100X players were always a part of the conversation when discussing some of the best performers at this year’s Scouting Grounds. Yeon proved himself as one of the most consistent bot laners at the tournament (he even likened his own play to Damwon Gaming’s Ghost) and won it all alongside Nxi, who was crowned MVP of the entire event. Auto achieved third place after only having played support in a competitive setting for a few months and showcased his ability to call shotcall and set up for plays in his comms. Copy established himself as one of the hottest amateur mid lane prospects in the region and went undefeated with Team Infernal before losing in the Scouting Grounds finals against Team Ocean.

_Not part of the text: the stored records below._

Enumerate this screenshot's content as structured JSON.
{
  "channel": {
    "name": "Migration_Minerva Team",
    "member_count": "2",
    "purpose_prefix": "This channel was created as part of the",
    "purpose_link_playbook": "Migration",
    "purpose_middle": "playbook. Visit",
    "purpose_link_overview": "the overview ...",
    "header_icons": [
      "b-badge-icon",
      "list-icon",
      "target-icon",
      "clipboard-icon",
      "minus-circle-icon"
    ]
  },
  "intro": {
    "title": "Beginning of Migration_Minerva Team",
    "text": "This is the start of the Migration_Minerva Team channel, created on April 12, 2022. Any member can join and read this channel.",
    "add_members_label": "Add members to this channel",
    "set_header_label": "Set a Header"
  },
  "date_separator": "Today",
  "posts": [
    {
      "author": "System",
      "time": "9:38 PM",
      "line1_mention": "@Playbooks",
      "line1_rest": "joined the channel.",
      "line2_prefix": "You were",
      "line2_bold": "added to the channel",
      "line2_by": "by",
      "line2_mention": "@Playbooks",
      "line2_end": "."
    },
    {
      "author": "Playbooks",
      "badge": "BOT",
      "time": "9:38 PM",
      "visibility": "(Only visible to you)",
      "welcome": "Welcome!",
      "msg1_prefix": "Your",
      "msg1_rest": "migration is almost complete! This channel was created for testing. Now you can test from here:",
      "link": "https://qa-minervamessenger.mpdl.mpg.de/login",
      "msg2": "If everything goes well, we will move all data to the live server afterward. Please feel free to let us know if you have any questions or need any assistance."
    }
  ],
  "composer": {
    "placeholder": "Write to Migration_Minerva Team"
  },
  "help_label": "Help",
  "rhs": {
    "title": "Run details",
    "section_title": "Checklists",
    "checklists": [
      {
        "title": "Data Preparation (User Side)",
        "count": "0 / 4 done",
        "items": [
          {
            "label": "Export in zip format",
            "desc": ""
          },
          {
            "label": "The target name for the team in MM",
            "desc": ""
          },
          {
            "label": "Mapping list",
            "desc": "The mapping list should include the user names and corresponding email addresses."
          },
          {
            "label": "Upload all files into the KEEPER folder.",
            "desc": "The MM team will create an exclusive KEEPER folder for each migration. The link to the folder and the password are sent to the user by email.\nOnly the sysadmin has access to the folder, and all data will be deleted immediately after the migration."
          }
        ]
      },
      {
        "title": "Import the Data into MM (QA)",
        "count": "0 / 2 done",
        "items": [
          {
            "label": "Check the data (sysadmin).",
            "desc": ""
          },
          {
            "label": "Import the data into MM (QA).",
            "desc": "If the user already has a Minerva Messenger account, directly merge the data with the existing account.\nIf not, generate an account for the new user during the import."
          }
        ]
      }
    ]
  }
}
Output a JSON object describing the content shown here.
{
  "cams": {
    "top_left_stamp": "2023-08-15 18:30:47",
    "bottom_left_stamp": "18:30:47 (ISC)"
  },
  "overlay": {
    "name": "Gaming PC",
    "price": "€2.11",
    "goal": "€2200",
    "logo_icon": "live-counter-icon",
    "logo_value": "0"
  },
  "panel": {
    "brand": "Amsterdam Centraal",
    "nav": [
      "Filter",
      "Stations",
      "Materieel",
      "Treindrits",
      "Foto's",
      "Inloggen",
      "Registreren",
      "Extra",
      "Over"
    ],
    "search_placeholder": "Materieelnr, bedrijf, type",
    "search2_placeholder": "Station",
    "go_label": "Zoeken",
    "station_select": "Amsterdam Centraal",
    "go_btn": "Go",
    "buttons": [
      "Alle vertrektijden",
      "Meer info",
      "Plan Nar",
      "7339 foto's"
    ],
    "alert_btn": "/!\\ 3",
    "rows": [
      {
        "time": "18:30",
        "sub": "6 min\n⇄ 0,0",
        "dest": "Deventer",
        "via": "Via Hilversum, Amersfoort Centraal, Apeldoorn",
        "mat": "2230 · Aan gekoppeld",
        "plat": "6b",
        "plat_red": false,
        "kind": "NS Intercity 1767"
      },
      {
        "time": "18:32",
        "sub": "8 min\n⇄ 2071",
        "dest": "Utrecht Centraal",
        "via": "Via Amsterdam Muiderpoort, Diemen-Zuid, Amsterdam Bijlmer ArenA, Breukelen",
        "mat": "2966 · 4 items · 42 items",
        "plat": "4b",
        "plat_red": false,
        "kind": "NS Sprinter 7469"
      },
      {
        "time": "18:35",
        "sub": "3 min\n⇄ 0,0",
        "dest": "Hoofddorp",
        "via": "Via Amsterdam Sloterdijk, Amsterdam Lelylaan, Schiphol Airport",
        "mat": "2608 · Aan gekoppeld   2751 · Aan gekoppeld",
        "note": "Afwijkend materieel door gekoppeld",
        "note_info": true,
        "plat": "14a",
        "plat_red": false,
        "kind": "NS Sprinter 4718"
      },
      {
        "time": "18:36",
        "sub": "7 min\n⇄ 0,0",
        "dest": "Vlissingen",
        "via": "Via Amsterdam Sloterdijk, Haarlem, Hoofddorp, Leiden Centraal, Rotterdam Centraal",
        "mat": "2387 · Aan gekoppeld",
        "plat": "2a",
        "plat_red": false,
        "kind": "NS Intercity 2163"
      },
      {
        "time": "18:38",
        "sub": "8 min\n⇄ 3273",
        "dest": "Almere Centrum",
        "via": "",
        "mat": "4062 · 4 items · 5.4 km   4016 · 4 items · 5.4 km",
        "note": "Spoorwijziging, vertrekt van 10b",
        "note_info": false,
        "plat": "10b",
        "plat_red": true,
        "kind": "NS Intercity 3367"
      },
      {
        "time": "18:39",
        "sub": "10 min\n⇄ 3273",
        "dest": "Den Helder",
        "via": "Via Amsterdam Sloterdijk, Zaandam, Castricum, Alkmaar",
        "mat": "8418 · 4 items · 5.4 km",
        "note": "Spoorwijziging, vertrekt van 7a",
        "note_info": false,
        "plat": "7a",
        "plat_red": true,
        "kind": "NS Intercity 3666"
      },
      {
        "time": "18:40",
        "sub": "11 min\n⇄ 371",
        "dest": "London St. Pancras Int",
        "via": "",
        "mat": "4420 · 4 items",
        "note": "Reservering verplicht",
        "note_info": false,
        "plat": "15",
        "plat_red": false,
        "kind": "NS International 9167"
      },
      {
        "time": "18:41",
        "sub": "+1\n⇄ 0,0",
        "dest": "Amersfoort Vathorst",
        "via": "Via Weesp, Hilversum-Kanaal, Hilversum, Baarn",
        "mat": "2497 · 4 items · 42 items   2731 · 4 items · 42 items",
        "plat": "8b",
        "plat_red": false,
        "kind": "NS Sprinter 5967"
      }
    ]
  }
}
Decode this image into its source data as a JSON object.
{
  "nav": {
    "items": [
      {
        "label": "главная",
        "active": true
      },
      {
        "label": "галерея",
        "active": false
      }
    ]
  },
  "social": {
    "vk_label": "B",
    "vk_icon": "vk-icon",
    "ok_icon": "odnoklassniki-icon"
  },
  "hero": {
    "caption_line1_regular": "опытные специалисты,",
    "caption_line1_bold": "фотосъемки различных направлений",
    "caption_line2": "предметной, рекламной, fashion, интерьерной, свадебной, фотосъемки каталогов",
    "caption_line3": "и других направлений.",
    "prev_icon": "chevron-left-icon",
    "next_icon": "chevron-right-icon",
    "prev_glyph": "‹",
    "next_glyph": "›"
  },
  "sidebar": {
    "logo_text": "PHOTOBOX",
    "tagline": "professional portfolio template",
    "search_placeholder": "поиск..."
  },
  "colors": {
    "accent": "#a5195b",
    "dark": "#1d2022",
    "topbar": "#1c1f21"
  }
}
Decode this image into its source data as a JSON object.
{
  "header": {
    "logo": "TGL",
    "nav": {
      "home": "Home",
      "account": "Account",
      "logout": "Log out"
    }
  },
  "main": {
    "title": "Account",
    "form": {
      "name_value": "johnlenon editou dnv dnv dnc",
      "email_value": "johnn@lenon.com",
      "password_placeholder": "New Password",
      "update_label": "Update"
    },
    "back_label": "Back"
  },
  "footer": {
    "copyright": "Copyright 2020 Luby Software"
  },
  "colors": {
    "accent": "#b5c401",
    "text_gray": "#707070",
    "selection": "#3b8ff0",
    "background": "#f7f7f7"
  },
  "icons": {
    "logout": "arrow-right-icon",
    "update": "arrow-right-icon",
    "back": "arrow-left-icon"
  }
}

Their performance is further proof that one of the NA amateur scene’s greatest fallbacks has always been a lack of proper infrastructure for players. Riot aims to fix this with the upcoming changes to the Academy system and new LCS Proving Grounds tournament, and something tells me that future 100X classes will stand out in those events as well when the time comes.


The biggest difference between 100 Next and TSM Junior is that 100X was competing all year in FACEIT’s Scouting Grounds Circuit (where they finished in second place) while giving some of their players a shot in Academy and even the LCS. For them, achieving these results within their first year is a testament to their commitment in following through on creating a hands-on program and elevating the amateur ecosystem.

100 Thieves is doubling down on a holistic approach to amateur. Their example is a demonstration that hoarding the best young players isn’t enough; it’s crucial that teams looking to invest in amateur remain focused on long-term development.

“I think for us it’s a lot about fine-tuning our program and actually delivering on a developmental promise rather than using it as a buzzword,” PapaSmithy said.

If what we’ve seen so far from the program has taught us anything, it’s that we may be hearing about them a lot over the course of next year.